* Material for this exercise

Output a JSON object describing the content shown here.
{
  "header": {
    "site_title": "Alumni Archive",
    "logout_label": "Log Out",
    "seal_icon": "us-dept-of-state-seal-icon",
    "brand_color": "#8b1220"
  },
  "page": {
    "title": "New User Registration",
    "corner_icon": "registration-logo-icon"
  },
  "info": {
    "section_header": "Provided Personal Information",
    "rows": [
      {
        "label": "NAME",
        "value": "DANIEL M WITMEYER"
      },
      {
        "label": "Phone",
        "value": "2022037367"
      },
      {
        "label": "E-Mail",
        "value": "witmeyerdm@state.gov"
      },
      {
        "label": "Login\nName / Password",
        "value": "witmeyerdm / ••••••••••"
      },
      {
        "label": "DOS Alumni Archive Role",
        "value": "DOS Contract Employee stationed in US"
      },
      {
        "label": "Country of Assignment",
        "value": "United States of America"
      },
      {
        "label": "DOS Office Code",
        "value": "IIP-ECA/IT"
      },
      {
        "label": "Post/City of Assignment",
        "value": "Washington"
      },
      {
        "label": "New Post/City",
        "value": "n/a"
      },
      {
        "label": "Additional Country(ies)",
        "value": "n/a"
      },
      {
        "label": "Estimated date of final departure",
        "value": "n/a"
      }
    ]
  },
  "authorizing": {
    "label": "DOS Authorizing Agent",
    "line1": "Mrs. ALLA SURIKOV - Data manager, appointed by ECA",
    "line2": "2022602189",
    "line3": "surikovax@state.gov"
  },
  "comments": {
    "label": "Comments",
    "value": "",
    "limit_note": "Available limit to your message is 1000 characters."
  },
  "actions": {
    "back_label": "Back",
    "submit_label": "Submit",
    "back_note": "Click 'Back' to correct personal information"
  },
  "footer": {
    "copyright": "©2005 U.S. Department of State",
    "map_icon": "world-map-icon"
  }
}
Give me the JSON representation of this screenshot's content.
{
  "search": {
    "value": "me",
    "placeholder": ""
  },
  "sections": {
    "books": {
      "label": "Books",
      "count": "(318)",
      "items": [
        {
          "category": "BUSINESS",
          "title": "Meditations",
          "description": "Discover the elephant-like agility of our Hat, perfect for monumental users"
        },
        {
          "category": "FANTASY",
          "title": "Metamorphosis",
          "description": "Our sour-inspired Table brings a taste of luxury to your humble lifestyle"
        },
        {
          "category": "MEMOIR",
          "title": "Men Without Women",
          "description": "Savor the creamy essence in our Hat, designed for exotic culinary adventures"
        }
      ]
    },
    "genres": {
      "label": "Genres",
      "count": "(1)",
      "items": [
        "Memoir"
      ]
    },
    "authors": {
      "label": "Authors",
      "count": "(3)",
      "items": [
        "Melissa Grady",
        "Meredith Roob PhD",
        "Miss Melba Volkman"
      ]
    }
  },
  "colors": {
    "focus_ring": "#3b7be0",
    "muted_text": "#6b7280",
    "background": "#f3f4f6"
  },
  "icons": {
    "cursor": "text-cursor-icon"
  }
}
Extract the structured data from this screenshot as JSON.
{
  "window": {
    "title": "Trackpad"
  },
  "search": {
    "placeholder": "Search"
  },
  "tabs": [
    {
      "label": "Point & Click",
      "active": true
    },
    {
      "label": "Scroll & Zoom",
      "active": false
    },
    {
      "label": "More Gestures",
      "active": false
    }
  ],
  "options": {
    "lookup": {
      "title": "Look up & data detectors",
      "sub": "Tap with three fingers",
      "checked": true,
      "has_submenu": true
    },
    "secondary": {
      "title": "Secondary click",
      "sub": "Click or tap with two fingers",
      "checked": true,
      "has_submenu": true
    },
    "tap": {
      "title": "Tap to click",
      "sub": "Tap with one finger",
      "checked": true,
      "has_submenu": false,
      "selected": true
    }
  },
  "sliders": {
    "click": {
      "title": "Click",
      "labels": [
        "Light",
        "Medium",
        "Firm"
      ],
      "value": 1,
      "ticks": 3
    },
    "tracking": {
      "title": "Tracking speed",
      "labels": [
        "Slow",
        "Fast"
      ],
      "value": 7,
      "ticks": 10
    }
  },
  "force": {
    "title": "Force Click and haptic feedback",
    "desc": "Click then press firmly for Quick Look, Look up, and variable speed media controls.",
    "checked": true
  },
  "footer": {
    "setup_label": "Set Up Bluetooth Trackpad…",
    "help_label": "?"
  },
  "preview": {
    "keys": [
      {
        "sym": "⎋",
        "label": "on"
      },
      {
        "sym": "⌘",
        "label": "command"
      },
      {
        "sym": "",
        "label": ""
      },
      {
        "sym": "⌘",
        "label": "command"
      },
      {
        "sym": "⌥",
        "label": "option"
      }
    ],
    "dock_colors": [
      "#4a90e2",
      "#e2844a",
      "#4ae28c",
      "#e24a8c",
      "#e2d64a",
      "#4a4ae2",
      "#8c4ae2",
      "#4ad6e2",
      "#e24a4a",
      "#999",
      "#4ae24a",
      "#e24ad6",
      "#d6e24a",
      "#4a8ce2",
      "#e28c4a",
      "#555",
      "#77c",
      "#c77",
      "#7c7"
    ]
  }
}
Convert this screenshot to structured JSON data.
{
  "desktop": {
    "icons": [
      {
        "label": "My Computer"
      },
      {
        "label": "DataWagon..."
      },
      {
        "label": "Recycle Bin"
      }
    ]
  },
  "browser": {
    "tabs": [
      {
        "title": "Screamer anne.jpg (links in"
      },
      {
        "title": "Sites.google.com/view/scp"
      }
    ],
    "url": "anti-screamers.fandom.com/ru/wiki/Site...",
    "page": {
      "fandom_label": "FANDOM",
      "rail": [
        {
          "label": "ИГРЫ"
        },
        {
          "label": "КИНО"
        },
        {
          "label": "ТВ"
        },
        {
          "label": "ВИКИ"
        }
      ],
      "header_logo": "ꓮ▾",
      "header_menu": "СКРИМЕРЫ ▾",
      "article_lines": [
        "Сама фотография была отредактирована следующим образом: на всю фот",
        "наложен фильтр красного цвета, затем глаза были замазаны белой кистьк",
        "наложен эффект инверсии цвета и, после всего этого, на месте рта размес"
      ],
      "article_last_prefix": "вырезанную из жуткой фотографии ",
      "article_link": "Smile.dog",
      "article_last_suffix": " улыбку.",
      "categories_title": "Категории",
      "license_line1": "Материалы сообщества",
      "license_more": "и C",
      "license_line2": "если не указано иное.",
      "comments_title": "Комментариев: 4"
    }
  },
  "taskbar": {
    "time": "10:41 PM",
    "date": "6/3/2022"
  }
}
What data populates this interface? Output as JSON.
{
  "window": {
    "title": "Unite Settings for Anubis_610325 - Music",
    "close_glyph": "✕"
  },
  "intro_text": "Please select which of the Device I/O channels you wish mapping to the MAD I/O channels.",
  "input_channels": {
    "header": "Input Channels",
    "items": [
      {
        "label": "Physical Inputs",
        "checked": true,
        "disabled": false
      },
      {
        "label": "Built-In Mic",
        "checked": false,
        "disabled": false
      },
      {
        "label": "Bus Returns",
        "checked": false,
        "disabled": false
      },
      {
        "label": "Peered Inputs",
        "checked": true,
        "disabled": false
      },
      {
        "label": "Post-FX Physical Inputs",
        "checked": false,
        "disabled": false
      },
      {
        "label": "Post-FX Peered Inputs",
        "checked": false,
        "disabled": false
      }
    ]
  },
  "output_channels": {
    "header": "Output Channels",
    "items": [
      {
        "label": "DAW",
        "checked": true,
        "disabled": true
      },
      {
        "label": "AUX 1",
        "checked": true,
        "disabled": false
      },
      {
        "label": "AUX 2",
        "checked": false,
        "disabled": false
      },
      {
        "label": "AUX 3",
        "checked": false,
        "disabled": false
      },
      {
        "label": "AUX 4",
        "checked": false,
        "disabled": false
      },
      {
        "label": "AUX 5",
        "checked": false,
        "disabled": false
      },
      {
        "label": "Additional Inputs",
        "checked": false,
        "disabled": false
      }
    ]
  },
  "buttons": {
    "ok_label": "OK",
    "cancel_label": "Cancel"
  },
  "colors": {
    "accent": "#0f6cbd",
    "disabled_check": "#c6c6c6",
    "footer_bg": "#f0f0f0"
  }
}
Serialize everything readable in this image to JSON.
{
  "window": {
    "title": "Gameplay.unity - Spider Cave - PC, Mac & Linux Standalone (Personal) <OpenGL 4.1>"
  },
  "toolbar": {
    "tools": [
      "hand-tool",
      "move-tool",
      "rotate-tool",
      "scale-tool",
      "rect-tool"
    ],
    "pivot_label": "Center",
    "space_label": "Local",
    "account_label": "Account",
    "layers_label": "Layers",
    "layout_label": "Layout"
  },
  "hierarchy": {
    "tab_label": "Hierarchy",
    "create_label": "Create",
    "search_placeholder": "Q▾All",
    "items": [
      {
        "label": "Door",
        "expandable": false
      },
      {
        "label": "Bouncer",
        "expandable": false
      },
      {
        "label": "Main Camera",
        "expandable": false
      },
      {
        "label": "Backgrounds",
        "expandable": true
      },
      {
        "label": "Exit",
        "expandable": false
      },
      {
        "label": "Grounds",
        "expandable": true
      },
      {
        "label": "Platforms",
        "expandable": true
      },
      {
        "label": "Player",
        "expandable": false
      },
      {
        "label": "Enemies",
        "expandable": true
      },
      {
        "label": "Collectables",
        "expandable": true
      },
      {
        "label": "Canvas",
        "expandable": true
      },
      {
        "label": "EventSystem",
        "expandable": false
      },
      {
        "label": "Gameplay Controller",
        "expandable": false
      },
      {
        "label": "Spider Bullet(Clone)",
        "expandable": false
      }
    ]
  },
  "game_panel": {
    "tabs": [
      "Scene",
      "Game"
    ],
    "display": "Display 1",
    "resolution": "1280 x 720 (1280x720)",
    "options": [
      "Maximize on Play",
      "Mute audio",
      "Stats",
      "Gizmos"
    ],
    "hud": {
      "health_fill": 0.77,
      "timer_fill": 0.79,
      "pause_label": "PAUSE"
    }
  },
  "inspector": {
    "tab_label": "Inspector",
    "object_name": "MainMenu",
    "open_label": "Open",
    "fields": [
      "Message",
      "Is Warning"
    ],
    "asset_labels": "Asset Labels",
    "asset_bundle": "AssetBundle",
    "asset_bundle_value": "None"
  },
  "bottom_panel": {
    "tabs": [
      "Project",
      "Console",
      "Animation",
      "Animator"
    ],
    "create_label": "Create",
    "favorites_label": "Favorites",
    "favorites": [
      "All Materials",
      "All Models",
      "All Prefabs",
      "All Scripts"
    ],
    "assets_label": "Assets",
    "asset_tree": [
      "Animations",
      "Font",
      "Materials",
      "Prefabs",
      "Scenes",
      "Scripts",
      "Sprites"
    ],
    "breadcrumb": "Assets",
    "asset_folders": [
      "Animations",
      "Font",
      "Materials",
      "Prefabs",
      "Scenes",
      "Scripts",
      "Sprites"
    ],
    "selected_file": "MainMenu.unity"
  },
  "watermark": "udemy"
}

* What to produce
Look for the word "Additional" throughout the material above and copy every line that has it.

* Written solution
        "label": "Additional Country(ies)",
        "label": "Additional Inputs",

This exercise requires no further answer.